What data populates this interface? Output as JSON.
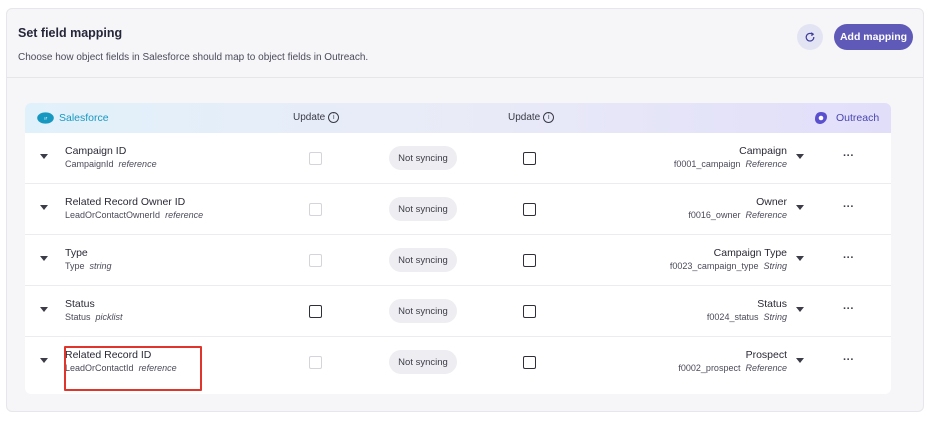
{
  "header": {
    "title": "Set field mapping",
    "subtitle": "Choose how object fields in Salesforce should map to object fields in Outreach.",
    "add_mapping_label": "Add mapping"
  },
  "table_header": {
    "salesforce_label": "Salesforce",
    "update_left_label": "Update",
    "update_right_label": "Update",
    "outreach_label": "Outreach"
  },
  "rows": [
    {
      "field": "Campaign ID",
      "api": "CampaignId",
      "type": "reference",
      "left_checked": false,
      "sync": "Not syncing",
      "right_checked": false,
      "target": "Campaign",
      "target_api": "f0001_campaign",
      "target_type": "Reference"
    },
    {
      "field": "Related Record Owner ID",
      "api": "LeadOrContactOwnerId",
      "type": "reference",
      "left_checked": false,
      "sync": "Not syncing",
      "right_checked": false,
      "target": "Owner",
      "target_api": "f0016_owner",
      "target_type": "Reference"
    },
    {
      "field": "Type",
      "api": "Type",
      "type": "string",
      "left_checked": false,
      "sync": "Not syncing",
      "right_checked": false,
      "target": "Campaign Type",
      "target_api": "f0023_campaign_type",
      "target_type": "String"
    },
    {
      "field": "Status",
      "api": "Status",
      "type": "picklist",
      "left_checked": false,
      "sync": "Not syncing",
      "right_checked": false,
      "target": "Status",
      "target_api": "f0024_status",
      "target_type": "String"
    },
    {
      "field": "Related Record ID",
      "api": "LeadOrContactId",
      "type": "reference",
      "left_checked": false,
      "sync": "Not syncing",
      "right_checked": false,
      "target": "Prospect",
      "target_api": "f0002_prospect",
      "target_type": "Reference"
    }
  ],
  "icons": {
    "refresh": "refresh-icon",
    "info": "info-icon",
    "row_expand": "chevron-down-icon",
    "more": "more-options-icon",
    "salesforce": "salesforce-logo",
    "outreach": "outreach-logo"
  },
  "colors": {
    "accent": "#5f59b7",
    "salesforce": "#1798c1",
    "outreach": "#4a45b0",
    "highlight": "#e0352b"
  }
}
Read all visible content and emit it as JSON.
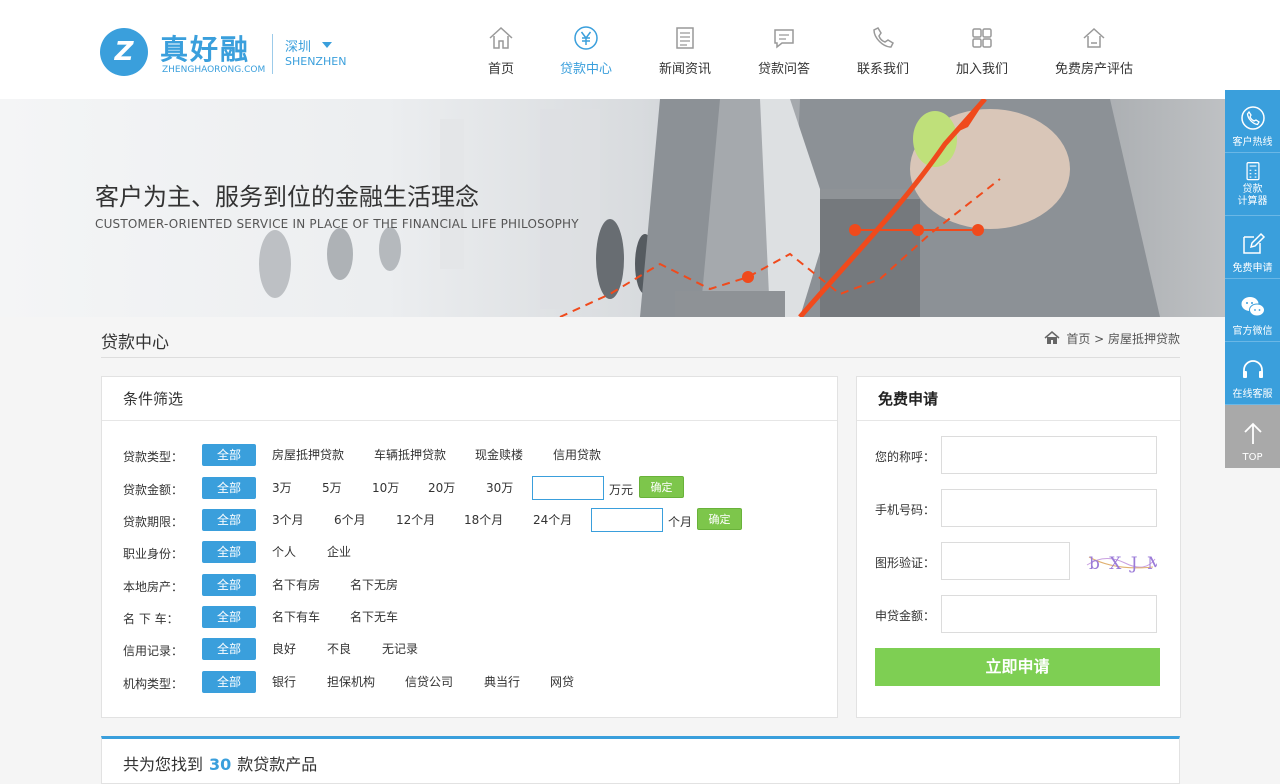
{
  "brand": {
    "logo_mark": "Z",
    "name": "真好融",
    "domain": "ZHENGHAORONG.COM",
    "city_cn": "深圳",
    "city_en": "SHENZHEN"
  },
  "nav": [
    {
      "label": "首页",
      "icon": "home-icon"
    },
    {
      "label": "贷款中心",
      "icon": "yen-icon",
      "active": true
    },
    {
      "label": "新闻资讯",
      "icon": "document-icon"
    },
    {
      "label": "贷款问答",
      "icon": "chat-icon"
    },
    {
      "label": "联系我们",
      "icon": "phone-icon"
    },
    {
      "label": "加入我们",
      "icon": "grid-icon"
    },
    {
      "label": "免费房产评估",
      "icon": "house-icon"
    }
  ],
  "banner": {
    "title": "客户为主、服务到位的金融生活理念",
    "subtitle": "CUSTOMER-ORIENTED SERVICE IN PLACE OF THE FINANCIAL LIFE PHILOSOPHY"
  },
  "page": {
    "title": "贷款中心",
    "breadcrumb": "首页 > 房屋抵押贷款"
  },
  "filter": {
    "title": "条件筛选",
    "rows": [
      {
        "label": "贷款类型：",
        "all": "全部",
        "options": [
          "房屋抵押贷款",
          "车辆抵押贷款",
          "现金赎楼",
          "信用贷款"
        ]
      },
      {
        "label": "贷款金额：",
        "all": "全部",
        "options": [
          "3万",
          "5万",
          "10万",
          "20万",
          "30万"
        ],
        "unit": "万元",
        "confirm": "确定"
      },
      {
        "label": "贷款期限：",
        "all": "全部",
        "options": [
          "3个月",
          "6个月",
          "12个月",
          "18个月",
          "24个月"
        ],
        "unit": "个月",
        "confirm": "确定"
      },
      {
        "label": "职业身份：",
        "all": "全部",
        "options": [
          "个人",
          "企业"
        ]
      },
      {
        "label": "本地房产：",
        "all": "全部",
        "options": [
          "名下有房",
          "名下无房"
        ]
      },
      {
        "label": "名 下 车：",
        "all": "全部",
        "options": [
          "名下有车",
          "名下无车"
        ]
      },
      {
        "label": "信用记录：",
        "all": "全部",
        "options": [
          "良好",
          "不良",
          "无记录"
        ]
      },
      {
        "label": "机构类型：",
        "all": "全部",
        "options": [
          "银行",
          "担保机构",
          "信贷公司",
          "典当行",
          "网贷"
        ]
      }
    ]
  },
  "apply": {
    "title": "免费申请",
    "name_label": "您的称呼：",
    "phone_label": "手机号码：",
    "captcha_label": "图形验证：",
    "captcha_text": "b X J M",
    "amount_label": "申贷金额：",
    "submit": "立即申请"
  },
  "result": {
    "prefix": "共为您找到",
    "count": "30",
    "suffix": "款贷款产品"
  },
  "sidebar": [
    {
      "label": "客户热线",
      "icon": "phone-icon"
    },
    {
      "label": "贷款\n计算器",
      "icon": "calculator-icon"
    },
    {
      "label": "免费申请",
      "icon": "edit-icon"
    },
    {
      "label": "官方微信",
      "icon": "wechat-icon"
    },
    {
      "label": "在线客服",
      "icon": "headset-icon"
    },
    {
      "label": "TOP",
      "icon": "arrow-up-icon"
    }
  ],
  "colors": {
    "primary": "#3a9fdc",
    "green": "#7ecf53",
    "banner_accent": "#f04a1c"
  }
}
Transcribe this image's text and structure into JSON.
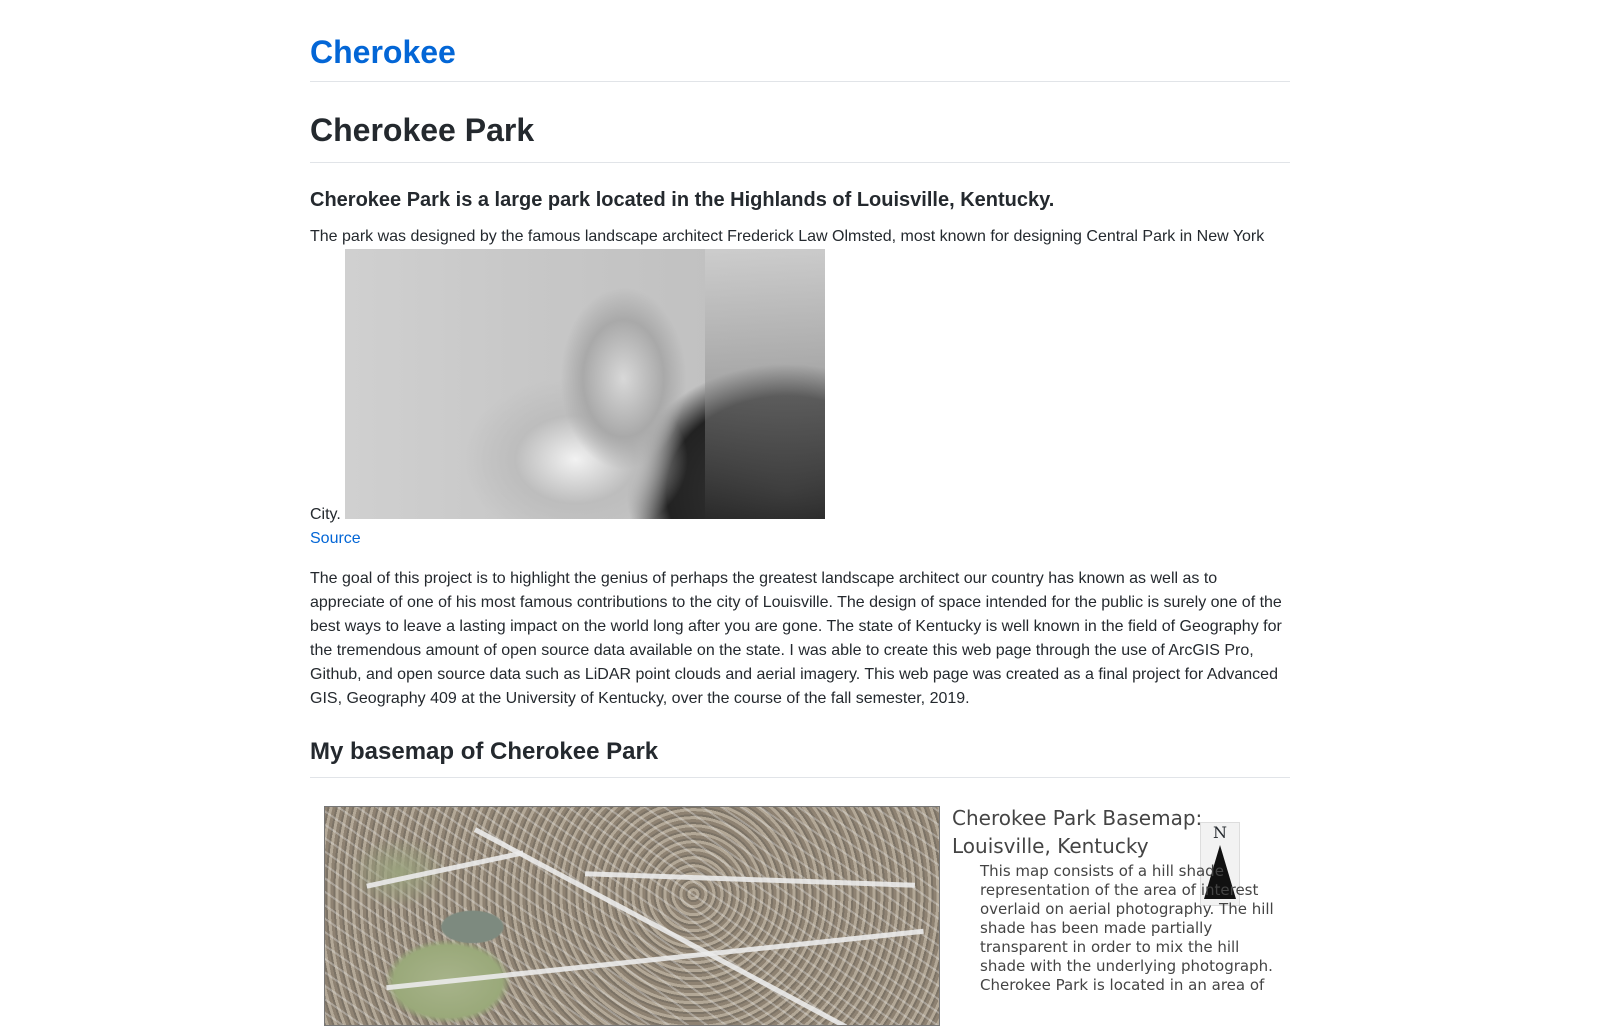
{
  "site": {
    "title": "Cherokee"
  },
  "page": {
    "title": "Cherokee Park",
    "lead": "Cherokee Park is a large park located in the Highlands of Louisville, Kentucky.",
    "intro": "The park was designed by the famous landscape architect Frederick Law Olmsted, most known for designing Central Park in New York City.",
    "source_label": "Source",
    "goal": "The goal of this project is to highlight the genius of perhaps the greatest landscape architect our country has known as well as to appreciate of one of his most famous contributions to the city of Louisville. The design of space intended for the public is surely one of the best ways to leave a lasting impact on the world long after you are gone. The state of Kentucky is well known in the field of Geography for the tremendous amount of open source data available on the state. I was able to create this web page through the use of ArcGIS Pro, Github, and open source data such as LiDAR point clouds and aerial imagery. This web page was created as a final project for Advanced GIS, Geography 409 at the University of Kentucky, over the course of the fall semester, 2019.",
    "basemap_heading": "My basemap of Cherokee Park"
  },
  "map": {
    "title": "Cherokee Park Basemap: Louisville, Kentucky",
    "north_label": "N",
    "description": "This map consists of a hill shade representation of the area of interest overlaid on aerial photography. The hill shade has been made partially transparent in order to mix the hill shade with the underlying photograph. Cherokee Park is located in an area of"
  },
  "colors": {
    "link": "#0366d6",
    "text": "#24292e",
    "rule": "#e1e4e8"
  },
  "icons": {
    "portrait": "portrait-photo",
    "map": "aerial-map-image",
    "north": "north-arrow-icon"
  }
}
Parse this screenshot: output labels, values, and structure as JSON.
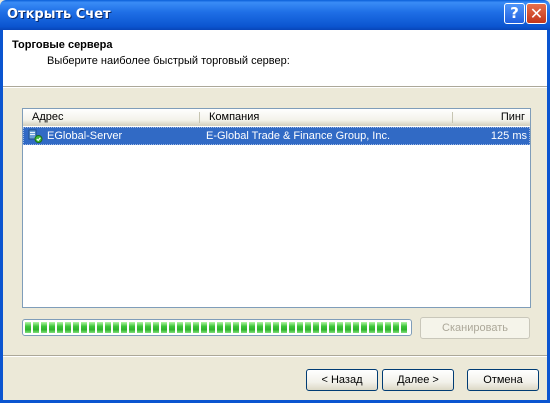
{
  "window": {
    "title": "Открыть Счет",
    "help_label": "?",
    "close_label": "✕"
  },
  "header": {
    "title": "Торговые сервера",
    "subtitle": "Выберите наиболее быстрый торговый сервер:"
  },
  "table": {
    "columns": {
      "address": "Адрес",
      "company": "Компания",
      "ping": "Пинг"
    },
    "rows": [
      {
        "address": "EGlobal-Server",
        "company": "E-Global Trade & Finance Group, Inc.",
        "ping": "125 ms",
        "icon": "server-icon",
        "selected": true
      }
    ]
  },
  "scan": {
    "progress_percent": 100,
    "button_label": "Сканировать",
    "button_enabled": false
  },
  "footer": {
    "back_label": "< Назад",
    "next_label": "Далее >",
    "cancel_label": "Отмена"
  },
  "colors": {
    "titlebar": "#0b55d0",
    "selection": "#316ac5",
    "progress": "#2fb42c",
    "dialog_bg": "#ece9d8"
  }
}
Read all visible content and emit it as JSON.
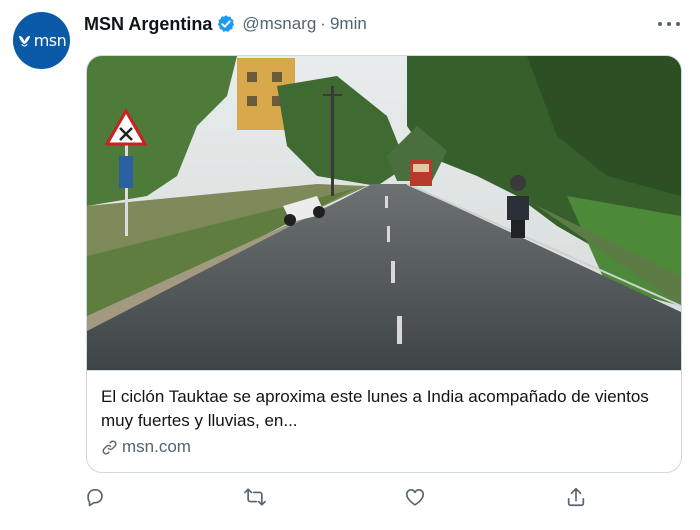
{
  "author": {
    "avatar_text": "msn",
    "avatar_icon": "msn-butterfly-logo",
    "name": "MSN Argentina",
    "verified_icon": "verified-badge-icon",
    "handle": "@msnarg",
    "separator": "·",
    "timestamp": "9min"
  },
  "menu_icon": "more-options-icon",
  "card": {
    "title": "El ciclón Tauktae se aproxima este lunes a India acompañado de vientos muy fuertes y lluvias, en...",
    "domain": "msn.com",
    "domain_icon": "link-icon"
  },
  "actions": [
    "reply-icon",
    "retweet-icon",
    "like-icon",
    "share-icon"
  ],
  "colors": {
    "brand": "#0a5aa8",
    "verified": "#1d9bf0",
    "secondary_text": "#536471",
    "border": "#cfd9de"
  }
}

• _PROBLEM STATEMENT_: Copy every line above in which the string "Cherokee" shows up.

• _ANSWER BOX_:
    "title": "Cherokee"
    "title": "Cherokee Park",
    "lead": "Cherokee Park is a large park located in the Highlands of Louisville, Kentucky.",
    "basemap_heading": "My basemap of Cherokee Park"
    "title": "Cherokee Park Basemap: Louisville, Kentucky",
    "description": "This map consists of a hill shade representation of the area of interest overlaid on aerial photography. The hill shade has been made partially transparent in order to mix the hill shade with the underlying photograph. Cherokee Park is located in an area of"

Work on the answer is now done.